This is a story repeated time and again through history. During difficult times, military families from Soviet Russia retired in relative comfort in little Estonia. Today Estonia — now independent — struggles with a big Russian minority that refuses to integrate.
In the 16th century, the Habsburg monarchy planted Serbs — who were escaping from the Ottomans farther south — along the Croatian-Bosnian border, to provide a "human shield" against those same Ottomans.
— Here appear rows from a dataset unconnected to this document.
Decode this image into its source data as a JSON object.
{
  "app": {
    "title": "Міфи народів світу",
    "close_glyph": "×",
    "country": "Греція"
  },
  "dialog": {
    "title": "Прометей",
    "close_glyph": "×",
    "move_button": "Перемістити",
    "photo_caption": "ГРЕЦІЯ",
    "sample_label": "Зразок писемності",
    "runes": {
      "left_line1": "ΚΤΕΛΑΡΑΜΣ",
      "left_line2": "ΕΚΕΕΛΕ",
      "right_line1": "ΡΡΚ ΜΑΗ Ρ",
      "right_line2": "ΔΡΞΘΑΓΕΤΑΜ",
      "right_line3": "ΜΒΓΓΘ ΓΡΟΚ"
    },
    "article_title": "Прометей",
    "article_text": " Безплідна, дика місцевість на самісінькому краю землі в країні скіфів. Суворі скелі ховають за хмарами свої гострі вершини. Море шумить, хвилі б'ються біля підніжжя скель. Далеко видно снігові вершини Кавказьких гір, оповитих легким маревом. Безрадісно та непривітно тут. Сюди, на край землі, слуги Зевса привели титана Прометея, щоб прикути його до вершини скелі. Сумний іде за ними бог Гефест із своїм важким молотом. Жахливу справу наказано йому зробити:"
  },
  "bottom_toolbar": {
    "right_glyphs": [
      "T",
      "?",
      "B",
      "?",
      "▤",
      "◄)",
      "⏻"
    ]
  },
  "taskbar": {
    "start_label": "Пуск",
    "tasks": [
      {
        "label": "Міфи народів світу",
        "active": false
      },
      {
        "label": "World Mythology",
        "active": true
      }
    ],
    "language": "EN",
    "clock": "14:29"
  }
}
Many centuries later, descendants of those Serbian settlers and the indigenous Croats were embroiled in some of the bloodiest fighting of that war.
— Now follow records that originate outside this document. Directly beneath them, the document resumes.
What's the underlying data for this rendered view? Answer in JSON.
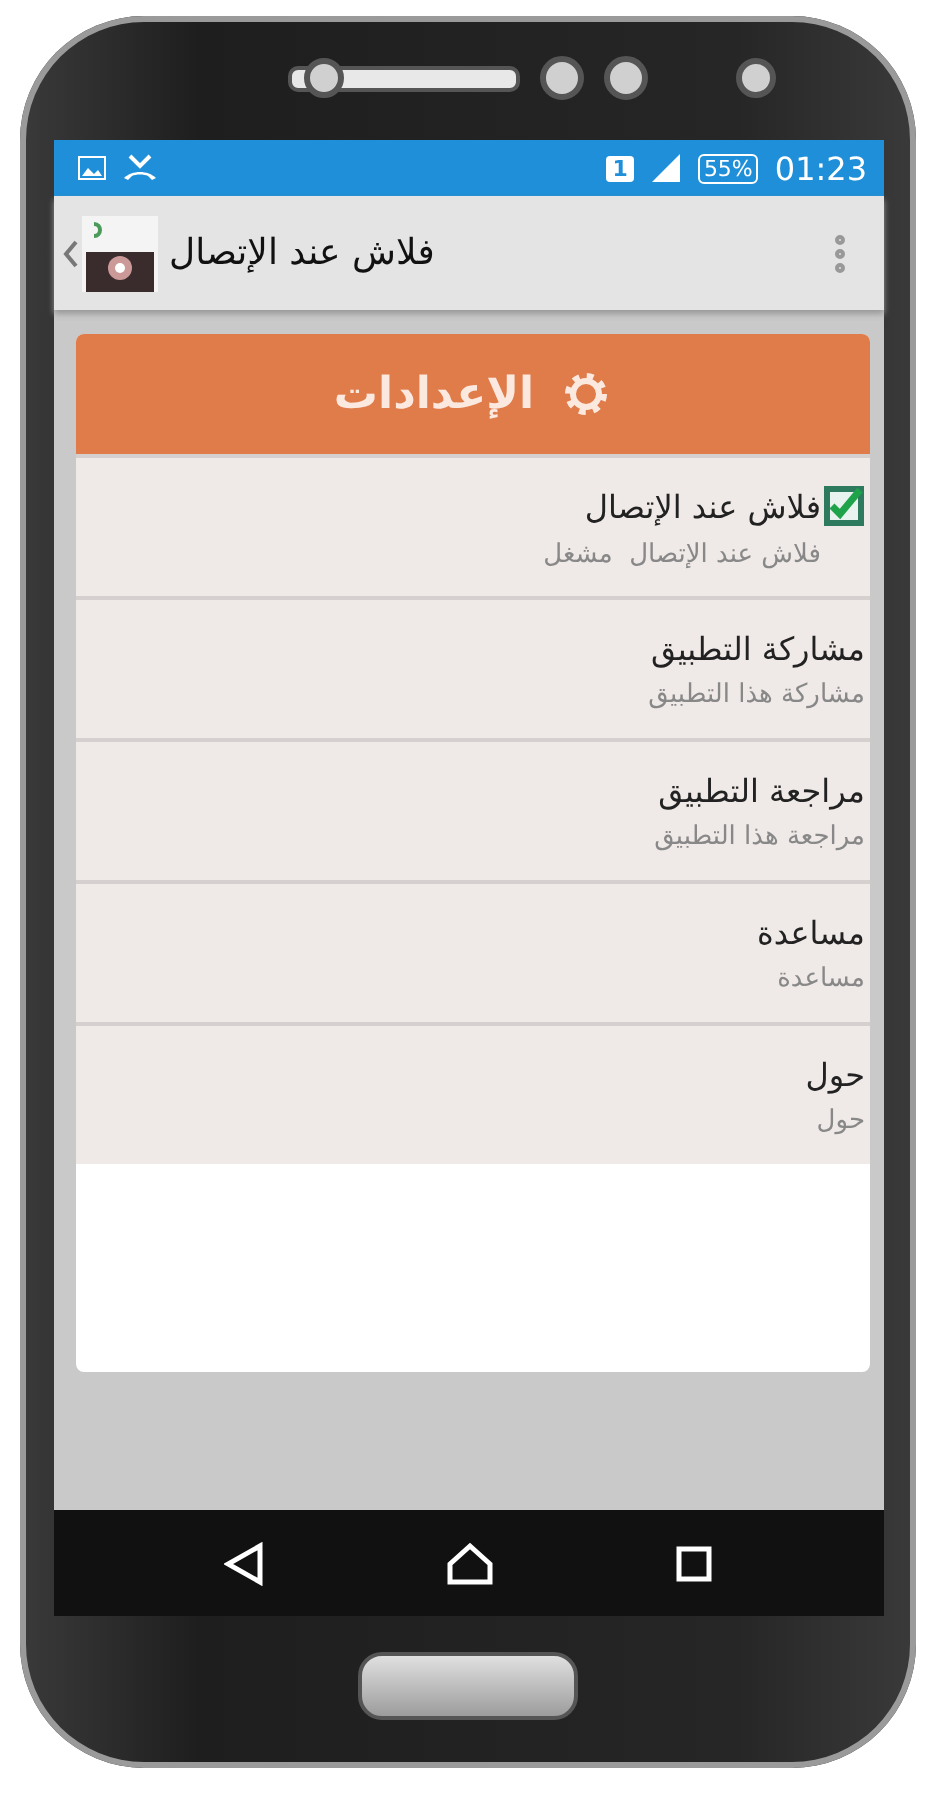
{
  "status_bar": {
    "sim": "1",
    "battery": "55%",
    "time": "01:23"
  },
  "app_bar": {
    "title": "فلاش عند الإتصال"
  },
  "settings": {
    "title": "الإعدادات",
    "items": [
      {
        "kind": "checkbox",
        "title": "فلاش عند الإتصال",
        "summary": "فلاش عند الإتصال  مشغل",
        "checked": true
      },
      {
        "kind": "plain",
        "title": "مشاركة التطبيق",
        "summary": "مشاركة هذا التطبيق"
      },
      {
        "kind": "plain",
        "title": "مراجعة التطبيق",
        "summary": "مراجعة هذا التطبيق"
      },
      {
        "kind": "plain",
        "title": "مساعدة",
        "summary": "مساعدة"
      },
      {
        "kind": "plain",
        "title": "حول",
        "summary": "حول"
      }
    ]
  }
}
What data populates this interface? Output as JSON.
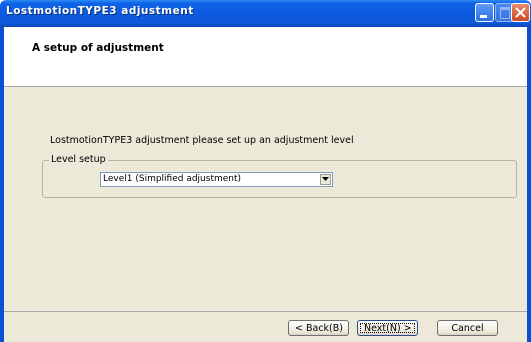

Back when Britain ruled Ceylon (present-day Sri Lanka) and used it as a big tea plantation, they couldn't get the local Sinhalese to pick the tea cheaply enough, so they imported Tamils from India (who were more desperate and willing to work for less). When colonial rule became more trouble than the tea was worth, the Brits gave the island its freedom. And today the Sinhalese and Tamils are locked in a tragic civil war.
When I consider the problems that come with planting Jews in Palestine, Protestants in Ireland, Russians in Estonia, Serbs in Croatia, and Tamils in Sinhalese Sri Lanka, I'm impressed both by the spine of the people who were there first and the hardship borne by the ancestors of the original settlers. When observing this sort of sectarian strife, travelers see that when people from one land displace others from their historic homeland — regardless of the rationale or justification — a harsh lesson is learned. Too often the resulting pain (which can last for so many centuries that many even forget its roots) is far greater for all involved than the short-term gain for those doing the planting.
About This Entry
You are reading "Planting People Brings a Painful Harvest", an entry posted on 17 August 2009 by Rick Steves.